The National Transportation Safety Board is investigating the crash, which occurred about 30 miles northwest of Seattle.

The U.S. Coast Guard has suspended the search for nine people missing after a floatplane crashed in the waters of Puget Sound northwest of Seattle.

A nearby resident said they heard what sounded like a thunderclap at the time of the crash Sunday.

Just after noon on Monday, the Coast Guard said it was halting the search for survivors after “saturating an area” of more than 2,100 square nautical miles (nearly 2,800 square miles).

“All next of kin have been notified of this decision,” the Coast Guard said on Twitter. “Our hearts go out to the families, loved ones and friends of those who remain missing and the deceased.”

The body of a 10th person, an unidentified female, was recovered by a good Samaritan on Sunday after the crash was reported at 3:11 p.m., Scott Giard, director of the U.S. Coast Guard's search and rescue for the Pacific Northwest, said at a new conference.

The identities of the victims were expected to be released Tuesday.

The Northwest Seaplanes flight left Friday Harbor, a popular tourist destination in the San Juan Islands, and was headed to Renton Municipal Airport, the company's base, said Coast Guard spokesperson William Colclough.
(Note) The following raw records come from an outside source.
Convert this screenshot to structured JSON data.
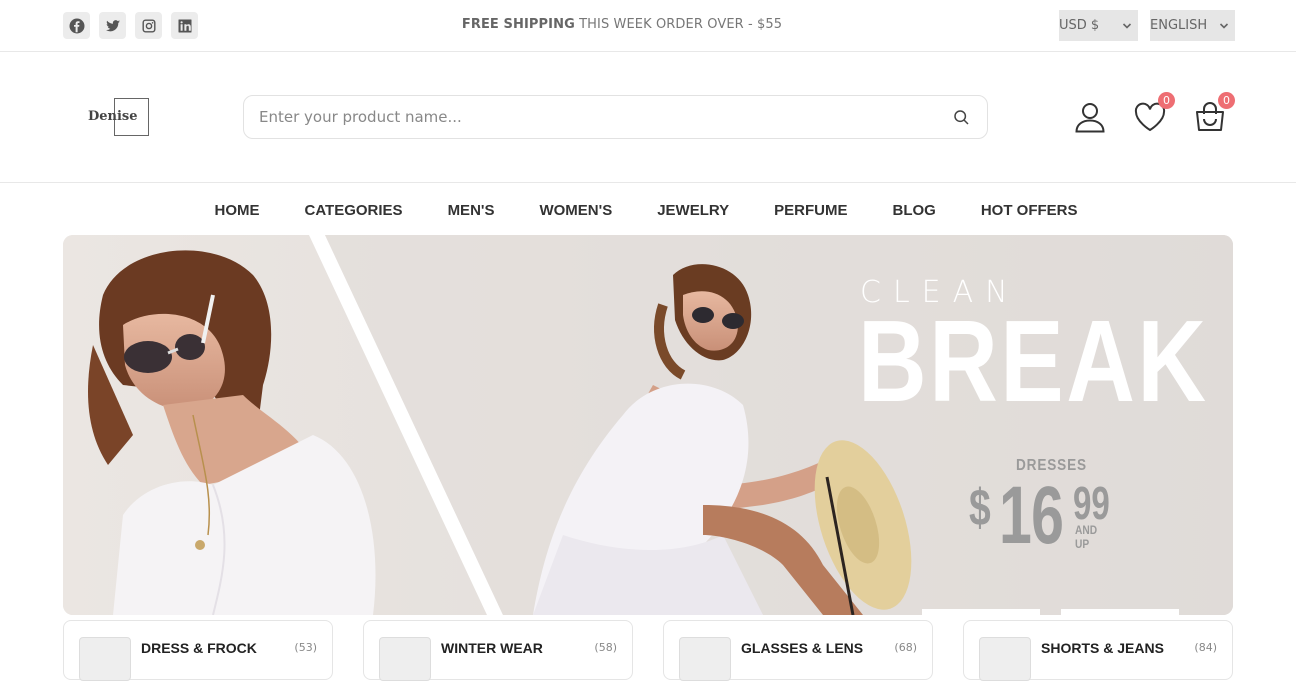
{
  "topbar": {
    "socials": [
      {
        "icon": "facebook-icon"
      },
      {
        "icon": "twitter-icon"
      },
      {
        "icon": "instagram-icon"
      },
      {
        "icon": "linkedin-icon"
      }
    ],
    "shipping_bold": "FREE SHIPPING",
    "shipping_rest": " THIS WEEK ORDER OVER - $55",
    "currency": "USD $",
    "language": "ENGLISH"
  },
  "header": {
    "logo_text": "Denise",
    "search_placeholder": "Enter your product name...",
    "wishlist_count": "0",
    "cart_count": "0"
  },
  "nav": {
    "items": [
      "HOME",
      "CATEGORIES",
      "MEN'S",
      "WOMEN'S",
      "JEWELRY",
      "PERFUME",
      "BLOG",
      "HOT OFFERS"
    ]
  },
  "banner": {
    "line1": "CLEAN",
    "line2": "BREAK",
    "category": "DRESSES",
    "currency": "$",
    "price_int": "16",
    "price_dec": "99",
    "suffix": "AND UP"
  },
  "categories": [
    {
      "name": "DRESS & FROCK",
      "count": "(53)"
    },
    {
      "name": "WINTER WEAR",
      "count": "(58)"
    },
    {
      "name": "GLASSES & LENS",
      "count": "(68)"
    },
    {
      "name": "SHORTS & JEANS",
      "count": "(84)"
    }
  ],
  "colors": {
    "badge": "#ee6e73",
    "banner_bg": "#e6e2df",
    "price": "#9a9a9a"
  }
}
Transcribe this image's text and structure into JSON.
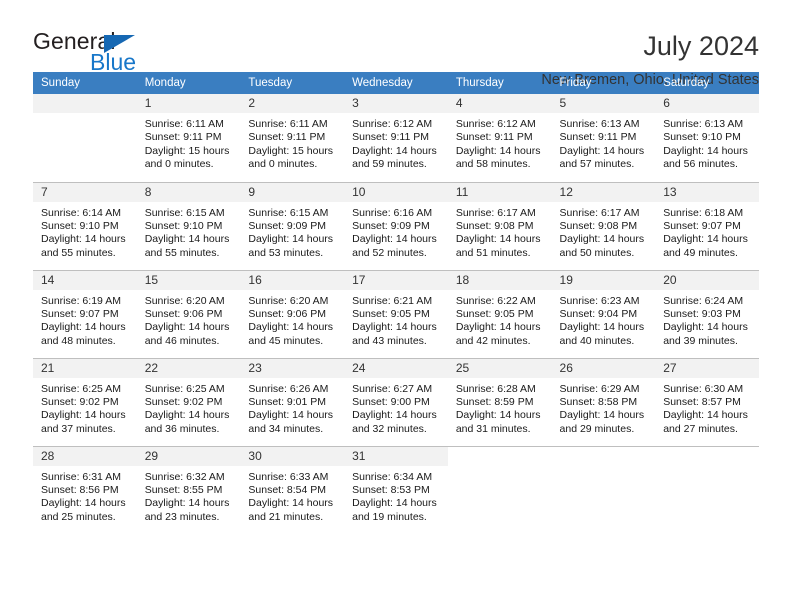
{
  "brand": {
    "name_dark": "General",
    "name_blue": "Blue",
    "accent_color": "#1877c9",
    "triangle_color": "#1668b3"
  },
  "header": {
    "title": "July 2024",
    "subtitle": "New Bremen, Ohio, United States"
  },
  "calendar": {
    "header_bg": "#3a7ec1",
    "daynum_bg": "#f2f2f2",
    "weekday_headers": [
      "Sunday",
      "Monday",
      "Tuesday",
      "Wednesday",
      "Thursday",
      "Friday",
      "Saturday"
    ],
    "weeks": [
      [
        {
          "day": "",
          "sunrise": "",
          "sunset": "",
          "daylight_line1": "",
          "daylight_line2": ""
        },
        {
          "day": "1",
          "sunrise": "Sunrise: 6:11 AM",
          "sunset": "Sunset: 9:11 PM",
          "daylight_line1": "Daylight: 15 hours",
          "daylight_line2": "and 0 minutes."
        },
        {
          "day": "2",
          "sunrise": "Sunrise: 6:11 AM",
          "sunset": "Sunset: 9:11 PM",
          "daylight_line1": "Daylight: 15 hours",
          "daylight_line2": "and 0 minutes."
        },
        {
          "day": "3",
          "sunrise": "Sunrise: 6:12 AM",
          "sunset": "Sunset: 9:11 PM",
          "daylight_line1": "Daylight: 14 hours",
          "daylight_line2": "and 59 minutes."
        },
        {
          "day": "4",
          "sunrise": "Sunrise: 6:12 AM",
          "sunset": "Sunset: 9:11 PM",
          "daylight_line1": "Daylight: 14 hours",
          "daylight_line2": "and 58 minutes."
        },
        {
          "day": "5",
          "sunrise": "Sunrise: 6:13 AM",
          "sunset": "Sunset: 9:11 PM",
          "daylight_line1": "Daylight: 14 hours",
          "daylight_line2": "and 57 minutes."
        },
        {
          "day": "6",
          "sunrise": "Sunrise: 6:13 AM",
          "sunset": "Sunset: 9:10 PM",
          "daylight_line1": "Daylight: 14 hours",
          "daylight_line2": "and 56 minutes."
        }
      ],
      [
        {
          "day": "7",
          "sunrise": "Sunrise: 6:14 AM",
          "sunset": "Sunset: 9:10 PM",
          "daylight_line1": "Daylight: 14 hours",
          "daylight_line2": "and 55 minutes."
        },
        {
          "day": "8",
          "sunrise": "Sunrise: 6:15 AM",
          "sunset": "Sunset: 9:10 PM",
          "daylight_line1": "Daylight: 14 hours",
          "daylight_line2": "and 55 minutes."
        },
        {
          "day": "9",
          "sunrise": "Sunrise: 6:15 AM",
          "sunset": "Sunset: 9:09 PM",
          "daylight_line1": "Daylight: 14 hours",
          "daylight_line2": "and 53 minutes."
        },
        {
          "day": "10",
          "sunrise": "Sunrise: 6:16 AM",
          "sunset": "Sunset: 9:09 PM",
          "daylight_line1": "Daylight: 14 hours",
          "daylight_line2": "and 52 minutes."
        },
        {
          "day": "11",
          "sunrise": "Sunrise: 6:17 AM",
          "sunset": "Sunset: 9:08 PM",
          "daylight_line1": "Daylight: 14 hours",
          "daylight_line2": "and 51 minutes."
        },
        {
          "day": "12",
          "sunrise": "Sunrise: 6:17 AM",
          "sunset": "Sunset: 9:08 PM",
          "daylight_line1": "Daylight: 14 hours",
          "daylight_line2": "and 50 minutes."
        },
        {
          "day": "13",
          "sunrise": "Sunrise: 6:18 AM",
          "sunset": "Sunset: 9:07 PM",
          "daylight_line1": "Daylight: 14 hours",
          "daylight_line2": "and 49 minutes."
        }
      ],
      [
        {
          "day": "14",
          "sunrise": "Sunrise: 6:19 AM",
          "sunset": "Sunset: 9:07 PM",
          "daylight_line1": "Daylight: 14 hours",
          "daylight_line2": "and 48 minutes."
        },
        {
          "day": "15",
          "sunrise": "Sunrise: 6:20 AM",
          "sunset": "Sunset: 9:06 PM",
          "daylight_line1": "Daylight: 14 hours",
          "daylight_line2": "and 46 minutes."
        },
        {
          "day": "16",
          "sunrise": "Sunrise: 6:20 AM",
          "sunset": "Sunset: 9:06 PM",
          "daylight_line1": "Daylight: 14 hours",
          "daylight_line2": "and 45 minutes."
        },
        {
          "day": "17",
          "sunrise": "Sunrise: 6:21 AM",
          "sunset": "Sunset: 9:05 PM",
          "daylight_line1": "Daylight: 14 hours",
          "daylight_line2": "and 43 minutes."
        },
        {
          "day": "18",
          "sunrise": "Sunrise: 6:22 AM",
          "sunset": "Sunset: 9:05 PM",
          "daylight_line1": "Daylight: 14 hours",
          "daylight_line2": "and 42 minutes."
        },
        {
          "day": "19",
          "sunrise": "Sunrise: 6:23 AM",
          "sunset": "Sunset: 9:04 PM",
          "daylight_line1": "Daylight: 14 hours",
          "daylight_line2": "and 40 minutes."
        },
        {
          "day": "20",
          "sunrise": "Sunrise: 6:24 AM",
          "sunset": "Sunset: 9:03 PM",
          "daylight_line1": "Daylight: 14 hours",
          "daylight_line2": "and 39 minutes."
        }
      ],
      [
        {
          "day": "21",
          "sunrise": "Sunrise: 6:25 AM",
          "sunset": "Sunset: 9:02 PM",
          "daylight_line1": "Daylight: 14 hours",
          "daylight_line2": "and 37 minutes."
        },
        {
          "day": "22",
          "sunrise": "Sunrise: 6:25 AM",
          "sunset": "Sunset: 9:02 PM",
          "daylight_line1": "Daylight: 14 hours",
          "daylight_line2": "and 36 minutes."
        },
        {
          "day": "23",
          "sunrise": "Sunrise: 6:26 AM",
          "sunset": "Sunset: 9:01 PM",
          "daylight_line1": "Daylight: 14 hours",
          "daylight_line2": "and 34 minutes."
        },
        {
          "day": "24",
          "sunrise": "Sunrise: 6:27 AM",
          "sunset": "Sunset: 9:00 PM",
          "daylight_line1": "Daylight: 14 hours",
          "daylight_line2": "and 32 minutes."
        },
        {
          "day": "25",
          "sunrise": "Sunrise: 6:28 AM",
          "sunset": "Sunset: 8:59 PM",
          "daylight_line1": "Daylight: 14 hours",
          "daylight_line2": "and 31 minutes."
        },
        {
          "day": "26",
          "sunrise": "Sunrise: 6:29 AM",
          "sunset": "Sunset: 8:58 PM",
          "daylight_line1": "Daylight: 14 hours",
          "daylight_line2": "and 29 minutes."
        },
        {
          "day": "27",
          "sunrise": "Sunrise: 6:30 AM",
          "sunset": "Sunset: 8:57 PM",
          "daylight_line1": "Daylight: 14 hours",
          "daylight_line2": "and 27 minutes."
        }
      ],
      [
        {
          "day": "28",
          "sunrise": "Sunrise: 6:31 AM",
          "sunset": "Sunset: 8:56 PM",
          "daylight_line1": "Daylight: 14 hours",
          "daylight_line2": "and 25 minutes."
        },
        {
          "day": "29",
          "sunrise": "Sunrise: 6:32 AM",
          "sunset": "Sunset: 8:55 PM",
          "daylight_line1": "Daylight: 14 hours",
          "daylight_line2": "and 23 minutes."
        },
        {
          "day": "30",
          "sunrise": "Sunrise: 6:33 AM",
          "sunset": "Sunset: 8:54 PM",
          "daylight_line1": "Daylight: 14 hours",
          "daylight_line2": "and 21 minutes."
        },
        {
          "day": "31",
          "sunrise": "Sunrise: 6:34 AM",
          "sunset": "Sunset: 8:53 PM",
          "daylight_line1": "Daylight: 14 hours",
          "daylight_line2": "and 19 minutes."
        },
        {
          "day": "",
          "sunrise": "",
          "sunset": "",
          "daylight_line1": "",
          "daylight_line2": ""
        },
        {
          "day": "",
          "sunrise": "",
          "sunset": "",
          "daylight_line1": "",
          "daylight_line2": ""
        },
        {
          "day": "",
          "sunrise": "",
          "sunset": "",
          "daylight_line1": "",
          "daylight_line2": ""
        }
      ]
    ]
  }
}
The plane went down in Mutiny Bay off Whidbey Island, roughly 30 miles northwest of downtown Seattle and about halfway between Friday Harbor and Renton, a suburb south of Seattle.
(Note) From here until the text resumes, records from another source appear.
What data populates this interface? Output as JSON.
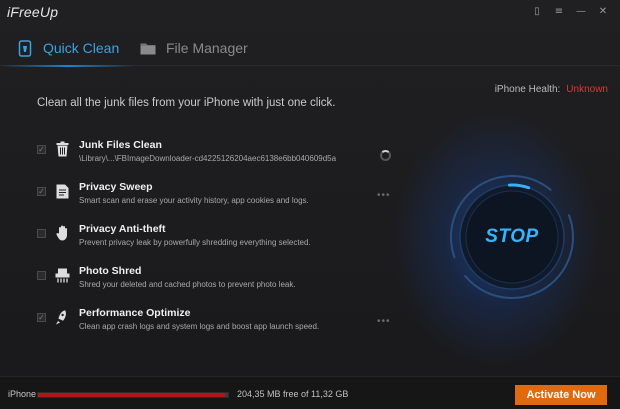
{
  "app": {
    "title": "iFreeUp"
  },
  "window_controls": [
    {
      "icon": "phone-icon",
      "glyph": "▯"
    },
    {
      "icon": "menu-icon",
      "glyph": "≡"
    },
    {
      "icon": "minimize-icon",
      "glyph": "—"
    },
    {
      "icon": "close-icon",
      "glyph": "✕"
    }
  ],
  "tabs": [
    {
      "label": "Quick Clean",
      "icon": "phone-clean-icon",
      "active": true
    },
    {
      "label": "File Manager",
      "icon": "folder-icon",
      "active": false
    }
  ],
  "health": {
    "label": "iPhone Health:",
    "value": "Unknown",
    "value_color": "#e3342f"
  },
  "intro": "Clean all the junk files from your iPhone with just one click.",
  "tasks": [
    {
      "title": "Junk Files Clean",
      "desc": "\\Library\\...\\FBImageDownloader-cd4225126204aec6138e6bb040609d5a",
      "checked": true,
      "icon": "trash-icon",
      "status": "spinner"
    },
    {
      "title": "Privacy Sweep",
      "desc": "Smart scan and erase your activity history, app cookies and logs.",
      "checked": true,
      "icon": "document-icon",
      "status": "dots"
    },
    {
      "title": "Privacy Anti-theft",
      "desc": "Prevent privacy leak by powerfully shredding everything selected.",
      "checked": false,
      "icon": "hand-icon",
      "status": ""
    },
    {
      "title": "Photo Shred",
      "desc": "Shred your deleted and cached photos to prevent photo leak.",
      "checked": false,
      "icon": "shredder-icon",
      "status": ""
    },
    {
      "title": "Performance Optimize",
      "desc": "Clean app crash logs and system logs and boost app launch speed.",
      "checked": true,
      "icon": "rocket-icon",
      "status": "dots"
    }
  ],
  "dots_glyph": "•••",
  "check_glyph": "✓",
  "action": {
    "label": "STOP",
    "progress": 0.06
  },
  "footer": {
    "device": "iPhone",
    "storage_text": "204,35 MB free of 11,32 GB",
    "storage_used_fraction": 0.982,
    "activate_label": "Activate Now"
  },
  "colors": {
    "accent": "#3fa0e0",
    "stop_text": "#34b5ff",
    "activate_bg": "#e06a10",
    "storage_fill": "#b01517"
  }
}
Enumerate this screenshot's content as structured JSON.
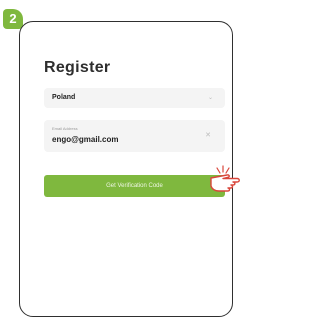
{
  "step": {
    "number": "2"
  },
  "screen": {
    "title": "Register",
    "country": {
      "value": "Poland"
    },
    "email": {
      "label": "Email Address",
      "value": "engo@gmail.com"
    },
    "button": {
      "label": "Get Verification Code"
    }
  },
  "colors": {
    "accent": "#7fb83e",
    "field_bg": "#f4f4f4",
    "text": "#2e2e2e"
  },
  "icons": {
    "dropdown": "chevron-down-icon",
    "clear": "clear-icon",
    "pointer": "pointing-hand-icon"
  }
}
The Coast Guard learned through the seaplane company's owner that two Friday Harbor seaplanes took off Sunday afternoon and the owner was aboard one of the flights, Giard said. The owner told authorities he saw the other plane divert slightly off course and he tried to make radio contact but was unable to.
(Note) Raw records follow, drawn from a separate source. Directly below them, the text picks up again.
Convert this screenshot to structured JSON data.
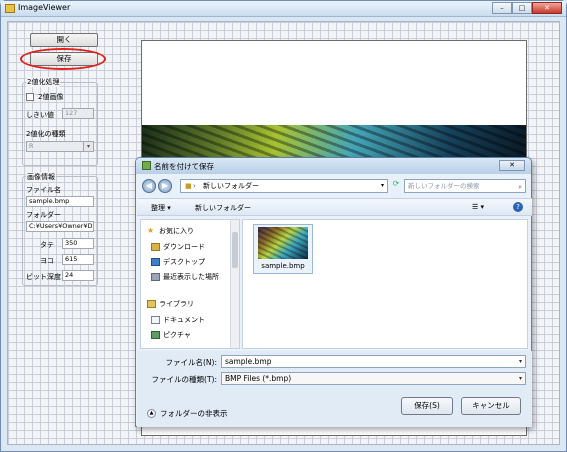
{
  "app": {
    "title": "ImageViewer",
    "window_buttons": [
      "–",
      "□",
      "✕"
    ]
  },
  "form": {
    "open_label": "開く",
    "save_label": "保存",
    "binarize": {
      "group_label": "2値化処理",
      "checkbox_label": "2値画像",
      "threshold_label": "しきい値",
      "threshold_value": "127",
      "type_label": "2値化の種類",
      "type_value": "R"
    },
    "info": {
      "group_label": "画像情報",
      "filename_label": "ファイル名",
      "filename_value": "sample.bmp",
      "folder_label": "フォルダー",
      "folder_value": "C:¥Users¥Owner¥De",
      "height_label": "タテ",
      "height_value": "350",
      "width_label": "ヨコ",
      "width_value": "615",
      "depth_label": "ビット深度",
      "depth_value": "24"
    }
  },
  "dialog": {
    "title": "名前を付けて保存",
    "close": "✕",
    "address": "新しいフォルダー",
    "search_placeholder": "新しいフォルダーの検索",
    "toolbar": {
      "organize": "整理 ▾",
      "new_folder": "新しいフォルダー",
      "view": "☰ ▾",
      "help": "?"
    },
    "nav": [
      {
        "label": "お気に入り",
        "icon": "star-icon"
      },
      {
        "label": "ダウンロード",
        "icon": "download-folder-icon"
      },
      {
        "label": "デスクトップ",
        "icon": "desktop-icon"
      },
      {
        "label": "最近表示した場所",
        "icon": "recent-places-icon"
      },
      {
        "label": "ライブラリ",
        "icon": "library-icon"
      },
      {
        "label": "ドキュメント",
        "icon": "documents-icon"
      },
      {
        "label": "ピクチャ",
        "icon": "pictures-icon"
      }
    ],
    "files": [
      {
        "name": "sample.bmp"
      }
    ],
    "filename_label": "ファイル名(N):",
    "filename_value": "sample.bmp",
    "filetype_label": "ファイルの種類(T):",
    "filetype_value": "BMP Files (*.bmp)",
    "hide_folders": "フォルダーの非表示",
    "save_button": "保存(S)",
    "cancel_button": "キャンセル"
  },
  "colors": {
    "highlight_ring": "#e0201b",
    "accent": "#5d7fa8"
  }
}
“Shortly after that, he noticed on his flight tracker that the flight had stopped tracking and notified authorities," Giard said.

Officials received reports that “the aircraft dropped suddenly at a fair amount of speed and hit the water,” Giard said. “We don't have any video or pictures of the incident as of this moment.”

There was no distress call or distress beacon from the crashing plane, he said. The aircraft has an electronic locating transmitter onboard, but they have not received any transmission.

“That is very typical in times where there is either a hard landing or a crash of an aircraft,” he said.

The cause of the crash is unknown, authorities said.

The National Transportation Safety Board said Monday they’re sending a team of seven to investigate the crash of the DHC-3 Turbine Otter.

Coast Guard searchers found “minimal debris,” Giard said. By Monday afternoon, they had only found three to four long and narrow pieces of aluminum, very few personal items, a seat and some small pieces of foam.

Without a clear picture of the actual crash, and not knowing whether it exploded on impact or immediately sank to the sea floor, 150 to 200 feet below, it's difficult to know what happened to the plane, he said.

Floatplanes, which have pontoons allowing them to land on water, are a common sight around Puget Sound, an inlet of the Pacific Ocean. There are multiple daily flights between the Seattle area and the San Juan Islands.

Additional reporting by The Associated Press.